Start of Input

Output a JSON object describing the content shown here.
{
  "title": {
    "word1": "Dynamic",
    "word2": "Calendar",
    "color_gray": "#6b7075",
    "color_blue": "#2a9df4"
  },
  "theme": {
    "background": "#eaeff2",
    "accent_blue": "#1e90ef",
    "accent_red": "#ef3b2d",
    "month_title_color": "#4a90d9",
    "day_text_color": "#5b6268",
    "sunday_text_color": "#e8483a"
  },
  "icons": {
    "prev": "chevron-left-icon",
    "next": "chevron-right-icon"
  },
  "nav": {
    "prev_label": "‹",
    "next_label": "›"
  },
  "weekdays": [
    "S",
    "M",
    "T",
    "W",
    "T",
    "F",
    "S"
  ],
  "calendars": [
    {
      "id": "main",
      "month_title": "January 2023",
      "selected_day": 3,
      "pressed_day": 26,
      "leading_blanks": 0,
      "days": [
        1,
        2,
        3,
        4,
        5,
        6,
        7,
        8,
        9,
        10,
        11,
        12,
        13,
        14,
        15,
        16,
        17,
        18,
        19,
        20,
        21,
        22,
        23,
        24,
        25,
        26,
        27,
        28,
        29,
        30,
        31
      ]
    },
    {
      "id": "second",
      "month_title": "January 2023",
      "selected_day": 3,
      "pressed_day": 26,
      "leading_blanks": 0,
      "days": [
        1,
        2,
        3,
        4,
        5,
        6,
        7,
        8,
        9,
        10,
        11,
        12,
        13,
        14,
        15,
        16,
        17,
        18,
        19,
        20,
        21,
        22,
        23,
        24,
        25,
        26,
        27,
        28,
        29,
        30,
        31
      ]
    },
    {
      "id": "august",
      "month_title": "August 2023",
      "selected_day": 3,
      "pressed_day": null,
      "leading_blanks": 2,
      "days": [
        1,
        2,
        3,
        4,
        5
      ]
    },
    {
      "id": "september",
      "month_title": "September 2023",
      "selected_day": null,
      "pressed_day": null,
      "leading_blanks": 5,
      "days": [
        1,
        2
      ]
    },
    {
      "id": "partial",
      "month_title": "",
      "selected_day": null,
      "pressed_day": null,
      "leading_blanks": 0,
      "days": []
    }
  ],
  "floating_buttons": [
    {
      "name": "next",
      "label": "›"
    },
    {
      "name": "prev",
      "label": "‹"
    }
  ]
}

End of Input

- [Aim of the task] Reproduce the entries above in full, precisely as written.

- [Solution]
Output a JSON object describing the content shown here.
{
  "title": {
    "word1": "Dynamic",
    "word2": "Calendar",
    "color_gray": "#6b7075",
    "color_blue": "#2a9df4"
  },
  "theme": {
    "background": "#eaeff2",
    "accent_blue": "#1e90ef",
    "accent_red": "#ef3b2d",
    "month_title_color": "#4a90d9",
    "day_text_color": "#5b6268",
    "sunday_text_color": "#e8483a"
  },
  "icons": {
    "prev": "chevron-left-icon",
    "next": "chevron-right-icon"
  },
  "nav": {
    "prev_label": "‹",
    "next_label": "›"
  },
  "weekdays": [
    "S",
    "M",
    "T",
    "W",
    "T",
    "F",
    "S"
  ],
  "calendars": [
    {
      "id": "main",
      "month_title": "January 2023",
      "selected_day": 3,
      "pressed_day": 26,
      "leading_blanks": 0,
      "days": [
        1,
        2,
        3,
        4,
        5,
        6,
        7,
        8,
        9,
        10,
        11,
        12,
        13,
        14,
        15,
        16,
        17,
        18,
        19,
        20,
        21,
        22,
        23,
        24,
        25,
        26,
        27,
        28,
        29,
        30,
        31
      ]
    },
    {
      "id": "second",
      "month_title": "January 2023",
      "selected_day": 3,
      "pressed_day": 26,
      "leading_blanks": 0,
      "days": [
        1,
        2,
        3,
        4,
        5,
        6,
        7,
        8,
        9,
        10,
        11,
        12,
        13,
        14,
        15,
        16,
        17,
        18,
        19,
        20,
        21,
        22,
        23,
        24,
        25,
        26,
        27,
        28,
        29,
        30,
        31
      ]
    },
    {
      "id": "august",
      "month_title": "August 2023",
      "selected_day": 3,
      "pressed_day": null,
      "leading_blanks": 2,
      "days": [
        1,
        2,
        3,
        4,
        5
      ]
    },
    {
      "id": "september",
      "month_title": "September 2023",
      "selected_day": null,
      "pressed_day": null,
      "leading_blanks": 5,
      "days": [
        1,
        2
      ]
    },
    {
      "id": "partial",
      "month_title": "",
      "selected_day": null,
      "pressed_day": null,
      "leading_blanks": 0,
      "days": []
    }
  ],
  "floating_buttons": [
    {
      "name": "next",
      "label": "›"
    },
    {
      "name": "prev",
      "label": "‹"
    }
  ]
}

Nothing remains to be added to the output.